[[ Records to use open ]]

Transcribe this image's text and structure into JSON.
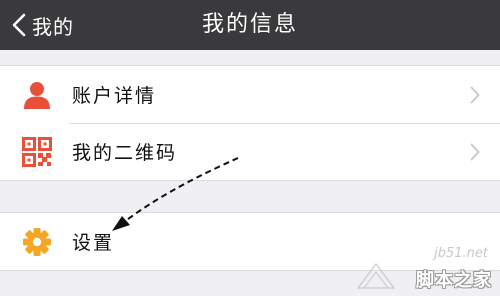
{
  "navbar": {
    "back_label": "我的",
    "title": "我的信息"
  },
  "group1": {
    "items": [
      {
        "label": "账户详情",
        "icon": "person-icon",
        "color": "#e8503a"
      },
      {
        "label": "我的二维码",
        "icon": "qr-code-icon",
        "color": "#e8503a"
      }
    ]
  },
  "group2": {
    "items": [
      {
        "label": "设置",
        "icon": "gear-icon",
        "color": "#f5a623"
      }
    ]
  },
  "watermark": {
    "url": "jb51.net",
    "name": "脚本之家"
  },
  "colors": {
    "navbar_bg": "#3a3a3c",
    "page_bg": "#efeff4",
    "chevron": "#c7c7cc"
  }
}
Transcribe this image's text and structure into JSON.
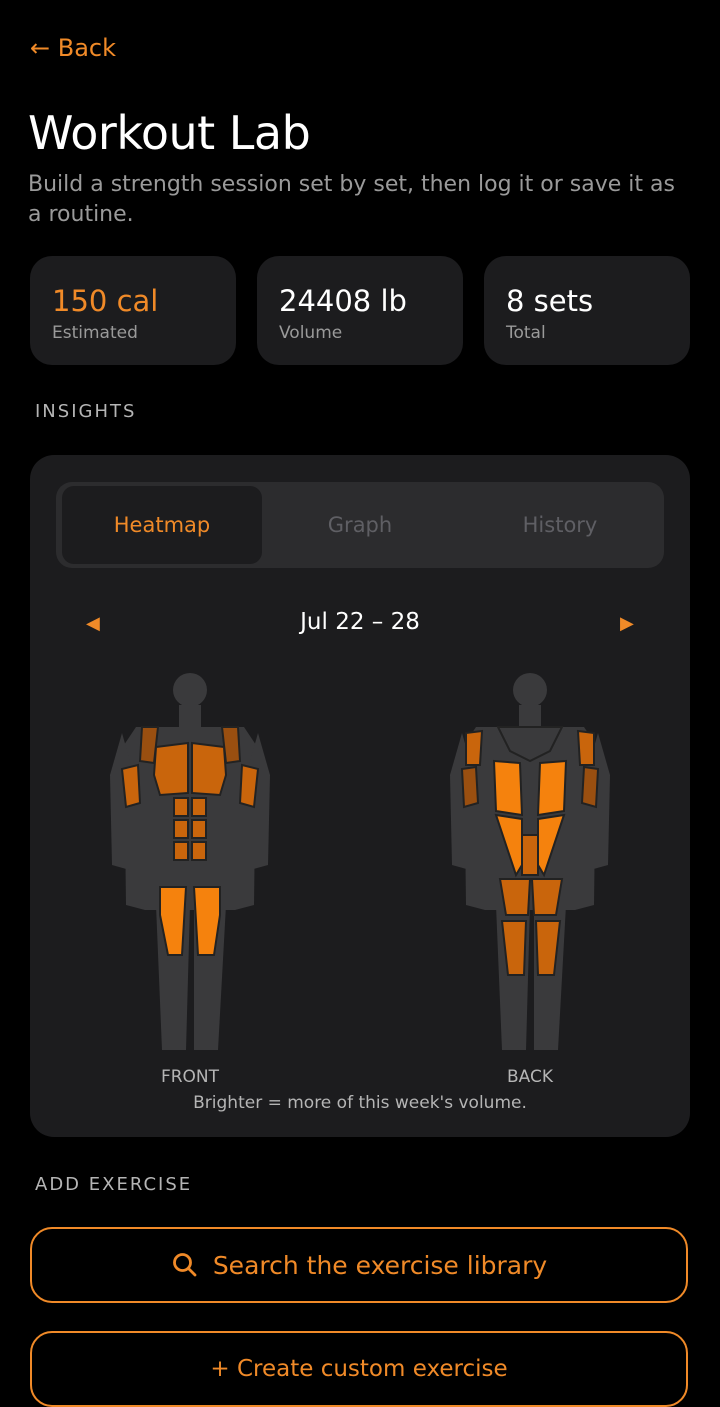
{
  "nav": {
    "back_label": "← Back"
  },
  "header": {
    "title": "Workout Lab",
    "subtitle": "Build a strength session set by set, then log it or save it as a routine."
  },
  "stats": [
    {
      "value": "150 cal",
      "label": "Estimated"
    },
    {
      "value": "24408 lb",
      "label": "Volume"
    },
    {
      "value": "8 sets",
      "label": "Total"
    }
  ],
  "insights": {
    "section_label": "INSIGHTS",
    "tabs": [
      {
        "label": "Heatmap",
        "active": true
      },
      {
        "label": "Graph",
        "active": false
      },
      {
        "label": "History",
        "active": false
      }
    ],
    "week_label": "Jul 22 – 28",
    "prev_icon": "◀",
    "next_icon": "▶",
    "front_label": "FRONT",
    "back_label": "BACK",
    "legend": "Brighter = more of this week's volume."
  },
  "add_exercise": {
    "section_label": "ADD EXERCISE",
    "search_label": "Search the exercise library",
    "search_icon": "search-icon",
    "create_label": "+ Create custom exercise"
  },
  "colors": {
    "accent": "#f08a28",
    "card": "#1c1c1e",
    "muscle_high": "#f5820d",
    "muscle_mid": "#c9650c",
    "muscle_low": "#9a4f10",
    "body": "#3a3a3c"
  }
}
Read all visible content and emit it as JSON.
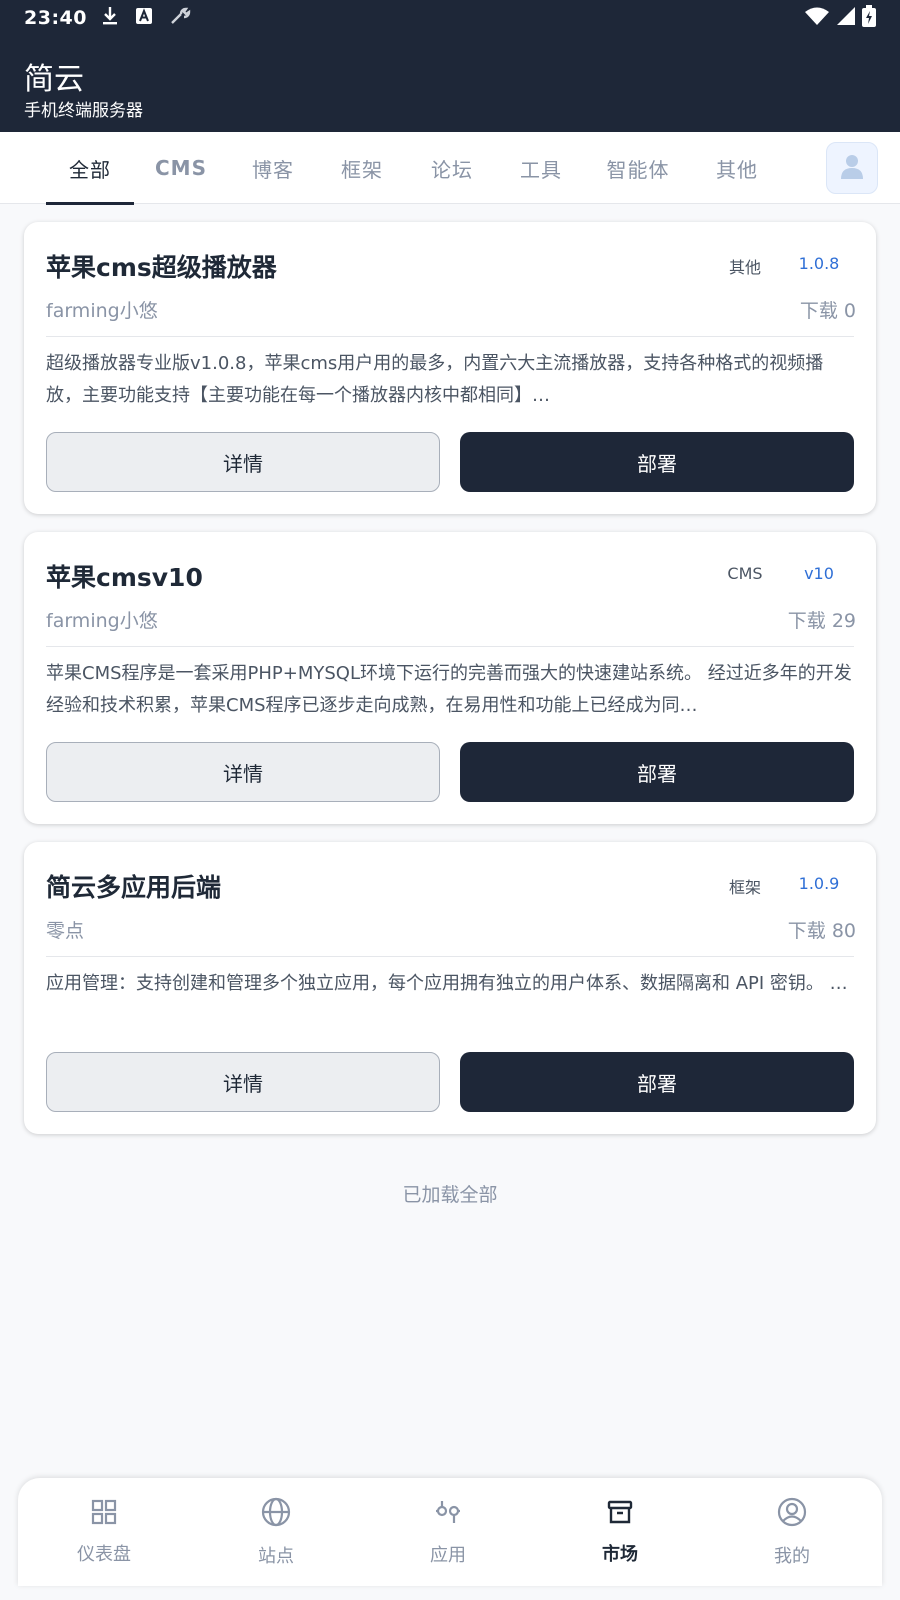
{
  "status_bar": {
    "time": "23:40",
    "icons_left": [
      "download-icon",
      "font-a-icon",
      "wrench-icon"
    ],
    "icons_right": [
      "wifi-icon",
      "signal-icon",
      "battery-charging-icon"
    ]
  },
  "header": {
    "title": "简云",
    "subtitle": "手机终端服务器"
  },
  "tabs": [
    {
      "label": "全部",
      "active": true
    },
    {
      "label": "CMS",
      "active": false
    },
    {
      "label": "博客",
      "active": false
    },
    {
      "label": "框架",
      "active": false
    },
    {
      "label": "论坛",
      "active": false
    },
    {
      "label": "工具",
      "active": false
    },
    {
      "label": "智能体",
      "active": false
    },
    {
      "label": "其他",
      "active": false
    }
  ],
  "apps": [
    {
      "title": "苹果cms超级播放器",
      "tag": "其他",
      "version": "1.0.8",
      "author": "farming小悠",
      "downloads": "下载 0",
      "description": "超级播放器专业版v1.0.8，苹果cms用户用的最多，内置六大主流播放器，支持各种格式的视频播放，主要功能支持【主要功能在每一个播放器内核中都相同】…",
      "detail_label": "详情",
      "deploy_label": "部署"
    },
    {
      "title": "苹果cmsv10",
      "tag": "CMS",
      "version": "v10",
      "author": "farming小悠",
      "downloads": "下载 29",
      "description": "苹果CMS程序是一套采用PHP+MYSQL环境下运行的完善而强大的快速建站系统。 经过近多年的开发经验和技术积累，苹果CMS程序已逐步走向成熟，在易用性和功能上已经成为同…",
      "detail_label": "详情",
      "deploy_label": "部署"
    },
    {
      "title": "简云多应用后端",
      "tag": "框架",
      "version": "1.0.9",
      "author": "零点",
      "downloads": "下载 80",
      "description": "应用管理：支持创建和管理多个独立应用，每个应用拥有独立的用户体系、数据隔离和 API 密钥。 …",
      "detail_label": "详情",
      "deploy_label": "部署"
    }
  ],
  "footer_text": "已加载全部",
  "bottom_nav": [
    {
      "label": "仪表盘",
      "icon": "dashboard-icon",
      "active": false
    },
    {
      "label": "站点",
      "icon": "globe-icon",
      "active": false
    },
    {
      "label": "应用",
      "icon": "apps-icon",
      "active": false
    },
    {
      "label": "市场",
      "icon": "store-icon",
      "active": true
    },
    {
      "label": "我的",
      "icon": "profile-icon",
      "active": false
    }
  ],
  "colors": {
    "header_bg": "#1e2738",
    "accent_version": "#2f6fd6",
    "muted_text": "#8a94a6"
  }
}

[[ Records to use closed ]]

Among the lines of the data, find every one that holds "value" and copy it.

      "value": "150 cal",
      "value": "24408 lb",
      "value": "8 sets",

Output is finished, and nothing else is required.